Building a resilient and secure society
According to recent research from the World Bank, Indonesia ranks 12th of the 35 countries most vulnerable to devastating loss of life from hazards such as tsunamis, floods, landslides, droughts and earthquakes. The government estimates 60% of the population lives in communities on the country’s 54,000km-long coastline.
Low-income communities mainly bear the brunt of the devastation caused by a natural disaster. It is necessary that low-income coastal communities develop adaptation and resilience strategies to cope with climate change every bit as much as Indonesia’s industrial and business centres must. Unless they do, the country’s food security, economic stability and ambitions for long-term development and poverty eradication will be in jeopardy.
At an urban level, authorities need to combine the hardening of critical infrastructure to withstand climate shocks, with citizen awareness, warning systems and well-rehearsed emergency response strategies.

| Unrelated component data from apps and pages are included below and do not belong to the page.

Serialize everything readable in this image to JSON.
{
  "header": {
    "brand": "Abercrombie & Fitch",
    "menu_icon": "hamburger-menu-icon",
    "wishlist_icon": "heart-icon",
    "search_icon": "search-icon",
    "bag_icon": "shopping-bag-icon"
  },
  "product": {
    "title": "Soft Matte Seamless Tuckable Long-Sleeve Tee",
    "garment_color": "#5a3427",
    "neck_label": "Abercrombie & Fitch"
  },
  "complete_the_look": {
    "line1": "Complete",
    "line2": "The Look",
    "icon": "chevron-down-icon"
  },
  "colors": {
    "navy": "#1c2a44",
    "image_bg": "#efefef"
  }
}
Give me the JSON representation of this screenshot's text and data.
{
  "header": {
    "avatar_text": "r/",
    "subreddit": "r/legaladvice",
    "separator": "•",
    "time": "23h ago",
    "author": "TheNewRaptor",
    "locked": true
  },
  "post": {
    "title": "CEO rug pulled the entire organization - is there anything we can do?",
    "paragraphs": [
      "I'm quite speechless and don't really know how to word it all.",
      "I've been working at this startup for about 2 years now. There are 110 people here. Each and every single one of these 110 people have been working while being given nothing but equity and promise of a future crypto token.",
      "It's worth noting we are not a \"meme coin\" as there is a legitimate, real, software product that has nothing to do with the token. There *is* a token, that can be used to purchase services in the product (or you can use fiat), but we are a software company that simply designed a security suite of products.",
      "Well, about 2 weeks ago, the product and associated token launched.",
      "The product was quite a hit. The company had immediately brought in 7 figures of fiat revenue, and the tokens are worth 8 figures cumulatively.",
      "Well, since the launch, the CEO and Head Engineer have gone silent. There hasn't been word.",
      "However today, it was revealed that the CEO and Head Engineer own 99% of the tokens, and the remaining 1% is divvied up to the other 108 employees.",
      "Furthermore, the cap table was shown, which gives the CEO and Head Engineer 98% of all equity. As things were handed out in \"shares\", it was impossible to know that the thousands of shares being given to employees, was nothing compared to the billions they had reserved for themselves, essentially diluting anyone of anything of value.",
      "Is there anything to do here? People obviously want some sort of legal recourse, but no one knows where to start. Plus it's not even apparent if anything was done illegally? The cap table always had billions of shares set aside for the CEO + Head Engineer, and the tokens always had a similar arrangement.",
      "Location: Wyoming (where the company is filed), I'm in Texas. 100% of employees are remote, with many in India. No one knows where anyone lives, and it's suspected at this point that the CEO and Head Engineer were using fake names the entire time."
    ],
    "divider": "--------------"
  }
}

Attention should be given to natural systems – the role of open spaces and parkland in dissipating or storing flood waters, the restoration and protection of carbon-storing peatlands, replanting of coastal mangroves and inland forests, and the promotion of land use that halts erosion and retains rainwater.
The National Action Plan for Climate Change Adaptation (RAN-API) was formulated specifically as a masterplan to bring together all stakeholders to help the regions to adapt and mitigate the impacts of climate change. Going forward, better co-ordination between national, regional and local governments, and between the public and private sectors, is key.
Powering up the clean energy transition
Indonesia is among the world’s fastest-growing countries in terms of energy demand and consumption. Transport and industry show the fastest expected growth in energy use.
Today, about 87% of the country’s power is still sourced from fossil fuels, with only 12-13% from renewables.
One of the top government priorities in the decades to come is to close the ‘electricity gap’ between its most and least developed regions. Wind and solar photovoltaic generation can be installed in remote locations with relative ease and at low cost. Renewables are likely to play a crucial role in achieving the government’s ambition of near 100% electrification by 2026.
The country hosts the world’s greatest geothermal resources, alongside vast potential for hydropower, solar, wind and bioenergy development. Tapping into these natural resources can help diversify its energy mix. It also supports its commitment as a signatory of the Paris Agreement to mitigate climate change by reducing carbon emissions by 29% against the business-as-usual scenario by 2020.
The delivery over the past three years of flagship projects, such as Sidrap, Indonesia’s first commercial-scale wind plant, the Rantau Dedap geothermal power plant in Sumatra, and the Lombok and Manado solar power plants, are cause for celebration – proof that renewable energy is advancing in Indonesia.
Clean water for healthy communities
Among the underlying causes and symptoms of the inequality gap are a chronic lack of access to clean water and adequate sanitation. Since the turn of the millennium, more than 100M people have gained access to piped water and basic sanitation services, mainly in the wealthier districts of cities. But many in rural and isolated communities, as well as in urban areas, still live without. The sanitation problem is particularly evident in Jakarta, where 9.2M people are forced to dispose wastewater into open drains.
The impacts on health are severe. Aside from the human cost, dirty water and poor sanitation cost the country an estimated US$4.2bn each year in lost productivity.
Management of solid waste is equally important in this context, as untreated municipal and industrial rubbish pollutes rivers and groundwater, poisoning water supplies.
Ensuring universal access to clean water and sanitation is one of the United Nations’ Sustainable Development Goals and a clear priority in the country. The government plans to build a US$6.8bn wastewater treatment system connecting the whole of Jakarta by 2022. Indonesia is on track to achieve universal access by 2030.
Over the past three decades, we have helped deliver several critical water, waste management and sanitation projects, helping citizens to meet daily needs – easily, safely and sustainably.
Public-private partnerships are highly effective in channelling private capital expertise and resources into the country.
To enable and encourage private sector participation, the right conditions must be created – policy, legislation and regulation that incentivise and protect national and local government, investors, lenders and project developers alike.
Through us, our clients gain access to 100-plus years’ experience of planning, securing investment, designing, delivering and managing projects in transport, energy, water, sewerage, sanitation and flood alleviation – the very sectors that require urgent attention.
Health, education, social development and environmental management are equally at the heart of what we do, and we are acutely aware of our duty to protect and improve the lives and places our work touches.
After half a century working across the country’s many islands, our most cherished legacy is healthier, more prosperous, better connected communities. They serve to remind of the power of partnership, and that the bigger the challenge, the bigger the opportunity for innovation and for good.